§ **Problem to solve**
Look through the records, and wherever the string "tests" turns up, copy out that line.

(Excerpts from an interface dataset)

++++++

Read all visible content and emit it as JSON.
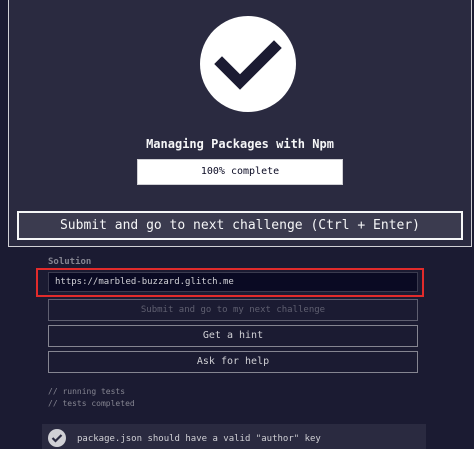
{
  "modal": {
    "title": "Managing Packages with Npm",
    "progress_text": "100% complete",
    "progress_value": 1.0,
    "submit_label": "Submit and go to next challenge (Ctrl + Enter)"
  },
  "form": {
    "solution_label": "Solution",
    "solution_value": "https://marbled-buzzard.glitch.me"
  },
  "buttons": {
    "submit_next_label": "Submit and go to my next challenge",
    "hint_label": "Get a hint",
    "help_label": "Ask for help"
  },
  "console": {
    "lines": [
      "// running tests",
      "// tests completed"
    ]
  },
  "tests": [
    {
      "text": "package.json should have a valid \"author\" key",
      "passed": true
    }
  ],
  "icons": {
    "completion": "check-circle-icon",
    "test_status": "check-circle-icon"
  },
  "colors": {
    "background": "#1b1b32",
    "modal_bg": "#2a2a40",
    "highlight": "#e22b2b",
    "text_primary": "#f5f6f7",
    "check_mark": "#1b1b32"
  }
}
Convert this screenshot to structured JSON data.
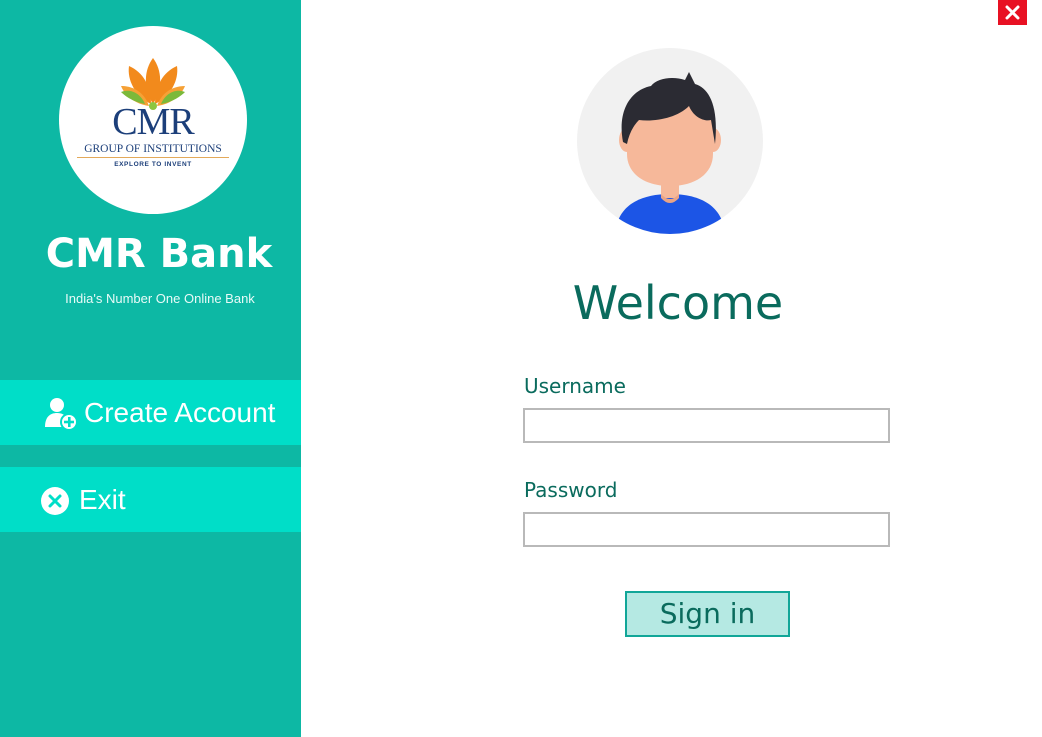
{
  "window": {
    "close_label": "×"
  },
  "sidebar": {
    "logo": {
      "main": "CMR",
      "sub": "GROUP OF INSTITUTIONS",
      "tagline": "EXPLORE TO INVENT"
    },
    "bank_name": "CMR Bank",
    "tagline": "India's Number One Online Bank",
    "items": [
      {
        "label": "Create Account",
        "icon": "add-user-icon"
      },
      {
        "label": "Exit",
        "icon": "close-circle-icon"
      }
    ]
  },
  "login": {
    "avatar_icon": "user-avatar-icon",
    "title": "Welcome",
    "username_label": "Username",
    "username_value": "",
    "password_label": "Password",
    "password_value": "",
    "signin_label": "Sign in"
  },
  "colors": {
    "sidebar": "#0db8a4",
    "sidebar_button": "#00dec8",
    "accent_text": "#0a6b5d",
    "signin_bg": "#b5e9e3",
    "close": "#e81123"
  }
}
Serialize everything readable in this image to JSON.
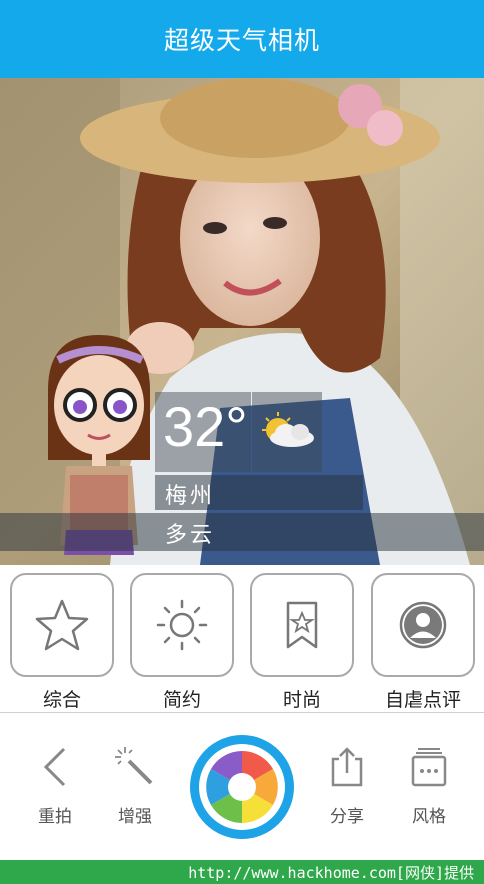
{
  "app": {
    "title": "超级天气相机"
  },
  "weather": {
    "temperature": "32°",
    "city": "梅州",
    "condition": "多云",
    "icon": "partly-cloudy-icon"
  },
  "modes": [
    {
      "label": "综合",
      "icon": "star-icon"
    },
    {
      "label": "简约",
      "icon": "sun-icon"
    },
    {
      "label": "时尚",
      "icon": "bookmark-star-icon"
    },
    {
      "label": "自虐点评",
      "icon": "person-icon"
    }
  ],
  "toolbar": {
    "retake_label": "重拍",
    "enhance_label": "增强",
    "share_label": "分享",
    "style_label": "风格",
    "shutter_icon": "camera-aperture-icon"
  },
  "footer": {
    "text": "http://www.hackhome.com[网侠]提供"
  },
  "colors": {
    "accent": "#14a9eb",
    "footer": "#2ea84a"
  }
}
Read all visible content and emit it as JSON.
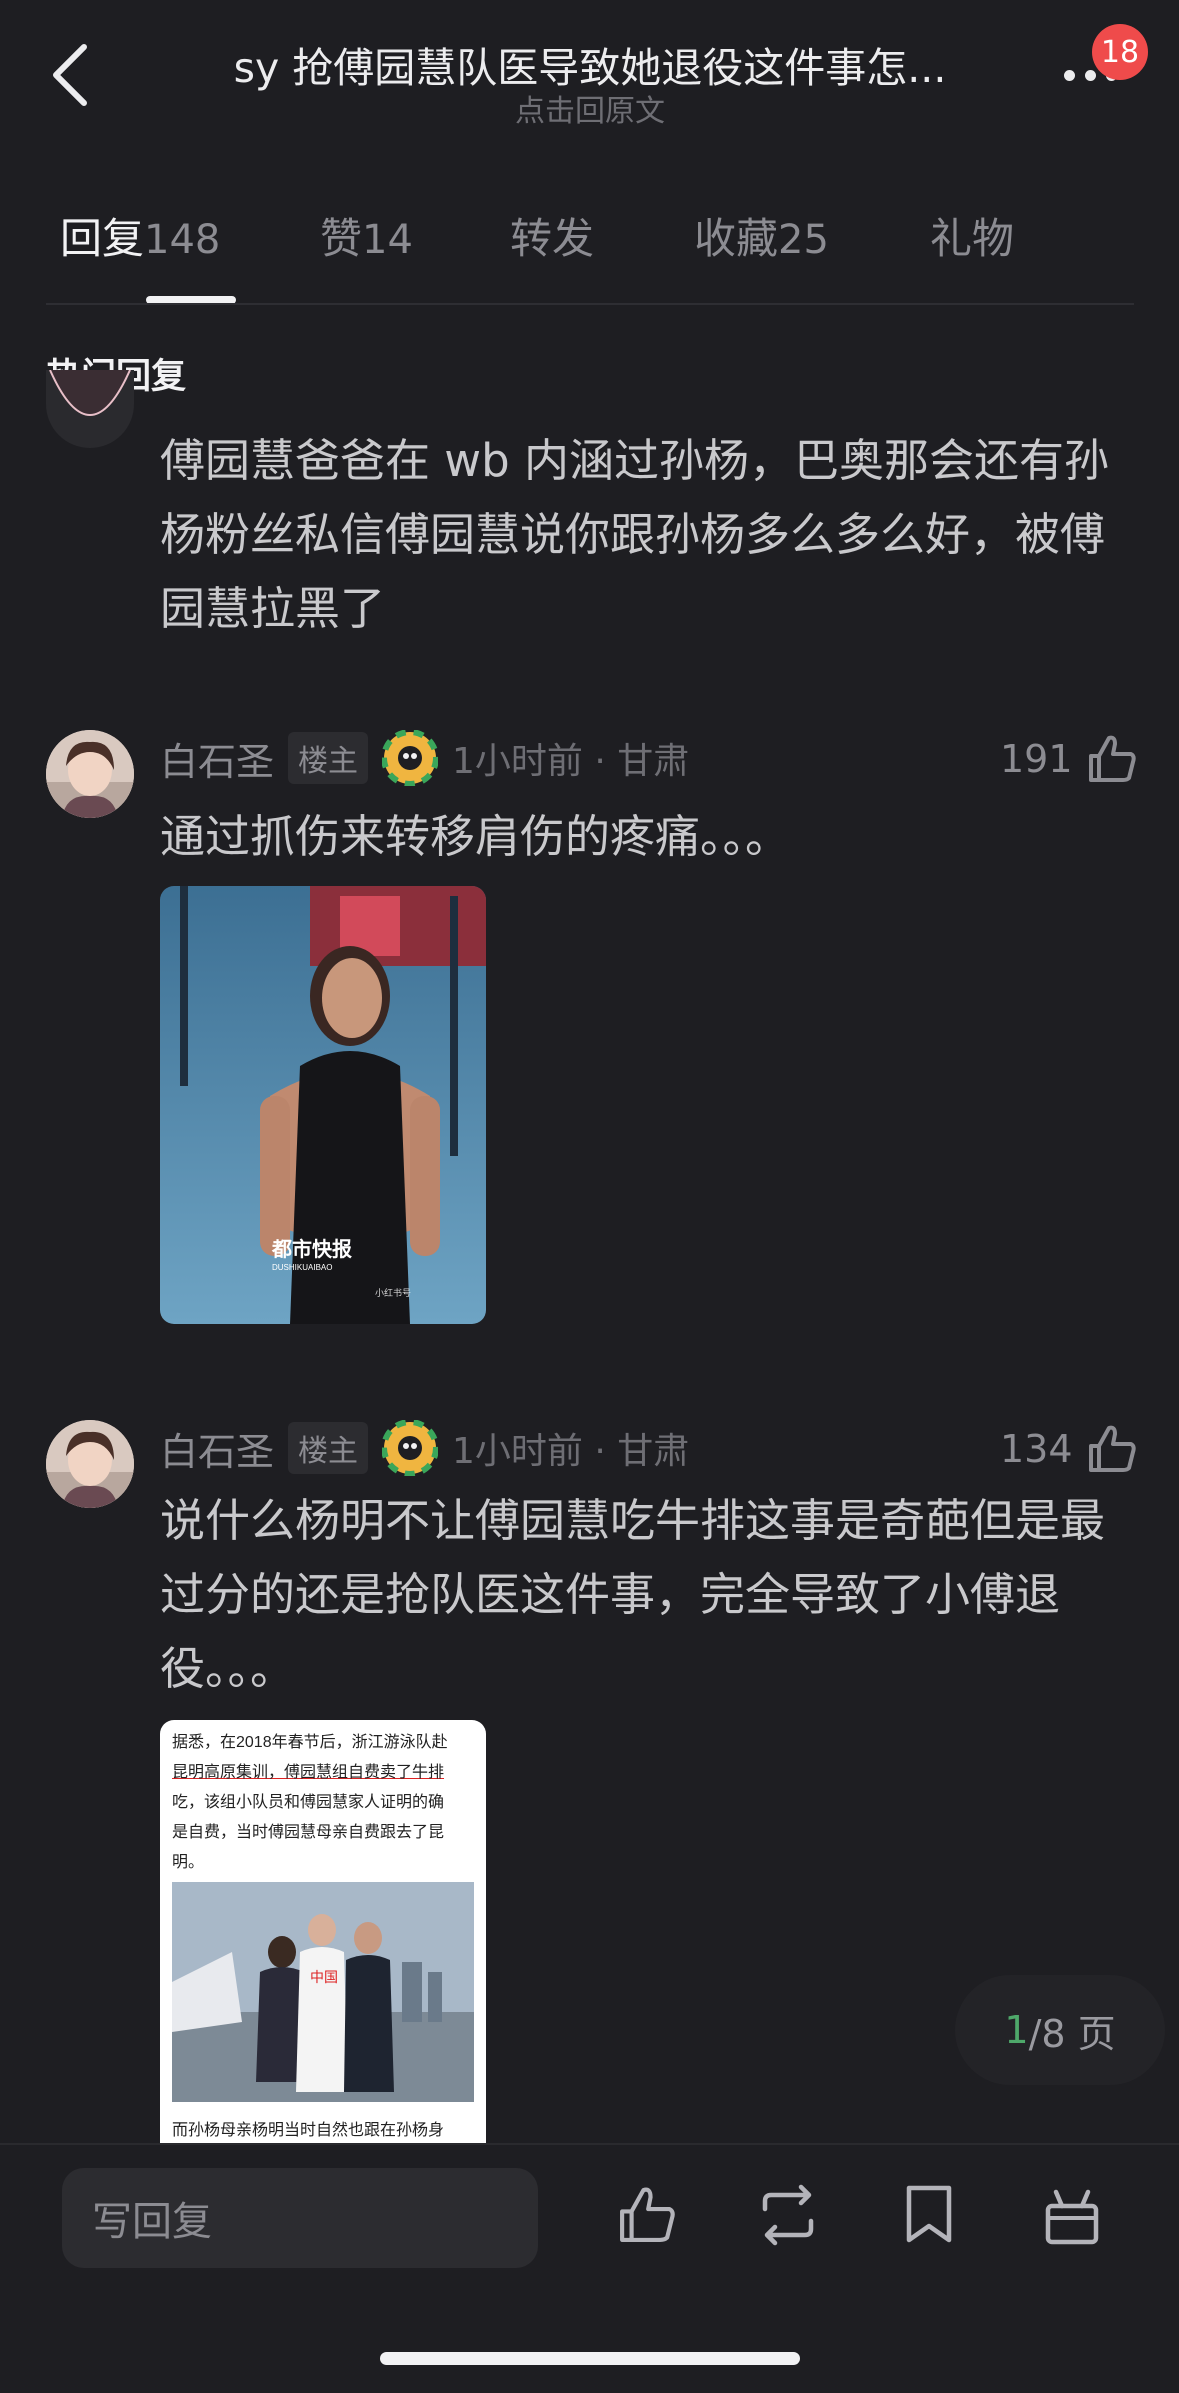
{
  "header": {
    "title": "sy 抢傅园慧队医导致她退役这件事怎...",
    "subtitle": "点击回原文",
    "notification_count": "18"
  },
  "tabs": [
    {
      "label": "回复",
      "count": "148"
    },
    {
      "label": "赞",
      "count": "14"
    },
    {
      "label": "转发",
      "count": ""
    },
    {
      "label": "收藏",
      "count": "25"
    },
    {
      "label": "礼物",
      "count": ""
    }
  ],
  "section_title": "热门回复",
  "comments": [
    {
      "text": "傅园慧爸爸在 wb 内涵过孙杨，巴奥那会还有孙杨粉丝私信傅园慧说你跟孙杨多么多么好，被傅园慧拉黑了"
    },
    {
      "author": "白石圣",
      "badge": "楼主",
      "time": "1小时前 · 甘肃",
      "likes": "191",
      "text": "通过抓伤来转移肩伤的疼痛。。。",
      "image_text": {
        "logo": "都市快报",
        "logo_sub": "DUSHIKUAIBAO",
        "watermark": "小红书号"
      }
    },
    {
      "author": "白石圣",
      "badge": "楼主",
      "time": "1小时前 · 甘肃",
      "likes": "134",
      "text": "说什么杨明不让傅园慧吃牛排这事是奇葩但是最过分的还是抢队医这件事，完全导致了小傅退役。。。",
      "image_text": {
        "lines": [
          "据悉，在2018年春节后，浙江游泳队赴",
          "昆明高原集训，傅园慧组自费卖了牛排",
          "吃，该组小队员和傅园慧家人证明的确",
          "是自费，当时傅园慧母亲自费跟去了昆",
          "明。"
        ],
        "jersey": "中国",
        "bottom_line": "而孙杨母亲杨明当时自然也跟在孙杨身"
      }
    }
  ],
  "pagination": {
    "current": "1",
    "rest": "/8 页"
  },
  "bottom_bar": {
    "reply_placeholder": "写回复"
  }
}
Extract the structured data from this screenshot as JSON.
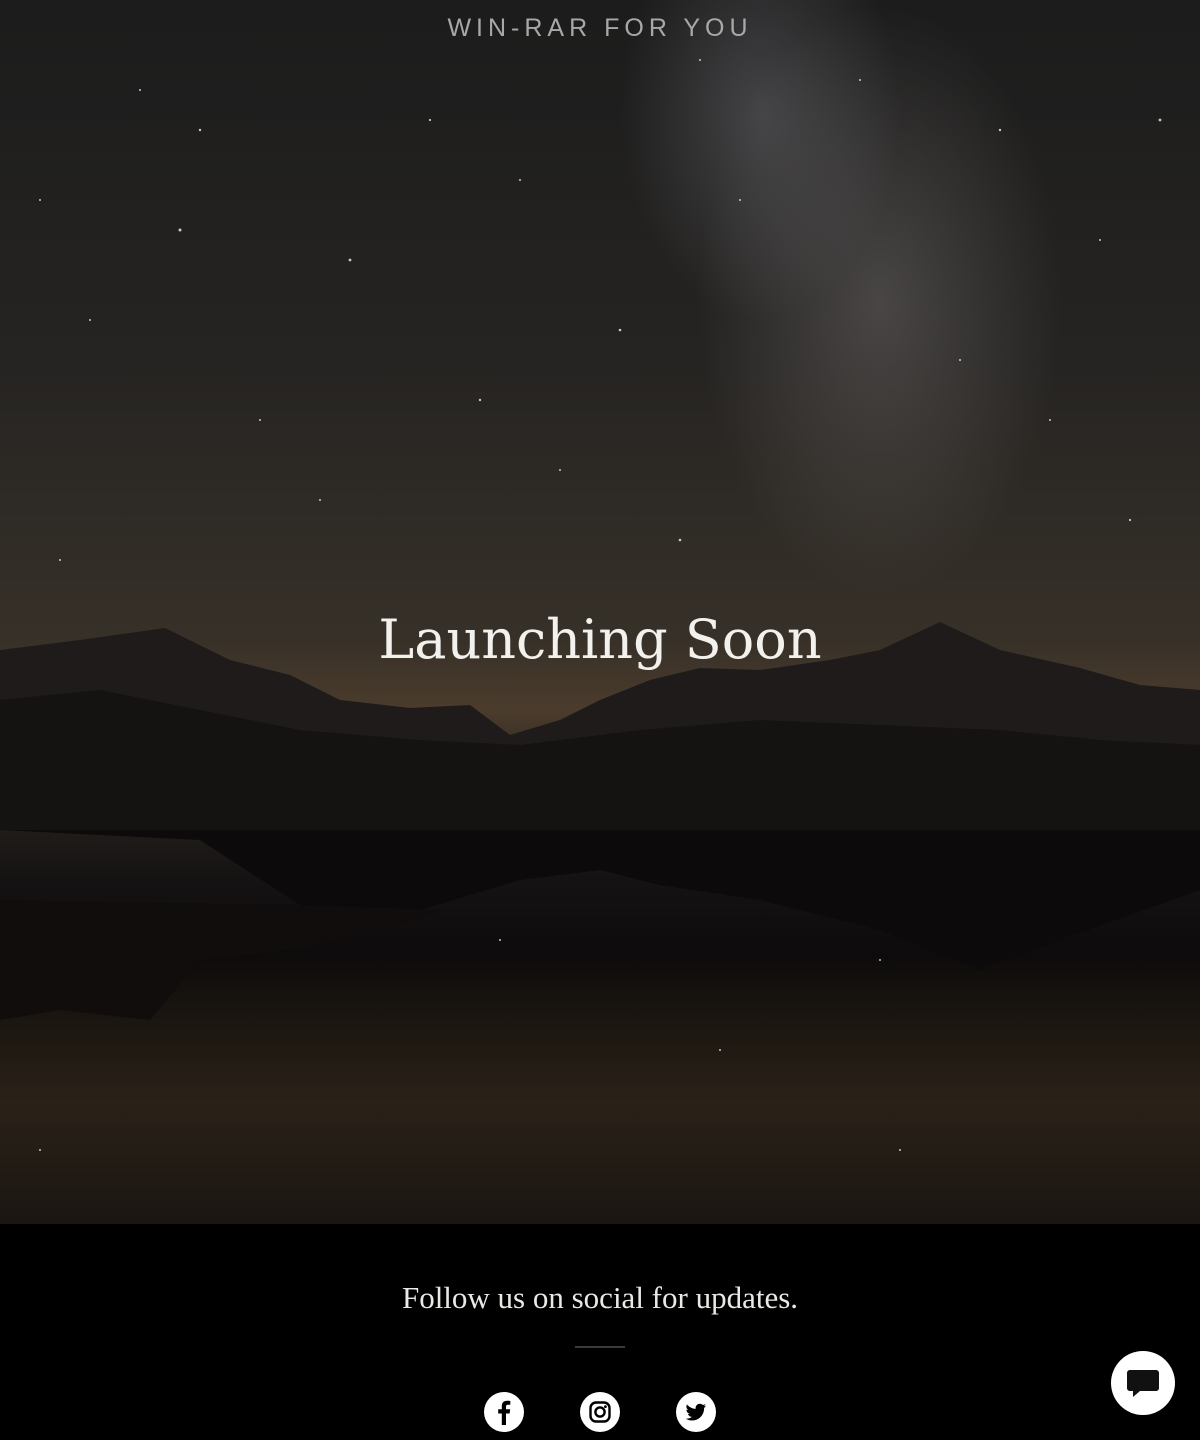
{
  "site_title": "WIN-RAR FOR YOU",
  "hero": {
    "headline": "Launching Soon"
  },
  "footer": {
    "follow_text": "Follow us on social for updates.",
    "social_links": [
      {
        "name": "facebook-icon"
      },
      {
        "name": "instagram-icon"
      },
      {
        "name": "twitter-icon"
      }
    ]
  },
  "chat_widget": {
    "icon": "chat-bubble-icon"
  },
  "colors": {
    "background": "#000000",
    "text": "#f3f1ee",
    "title": "#a8a8a8"
  }
}
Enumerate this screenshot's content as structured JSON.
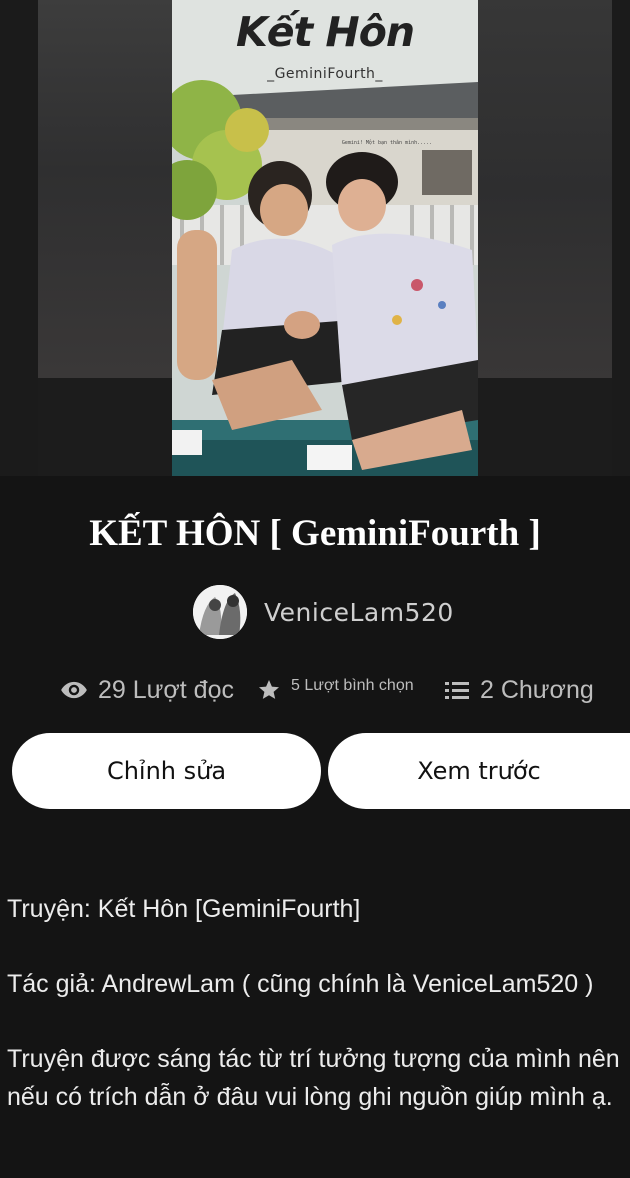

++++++

§ **Written answer**
      "// running tests",
      "// tests completed"
  "tests": [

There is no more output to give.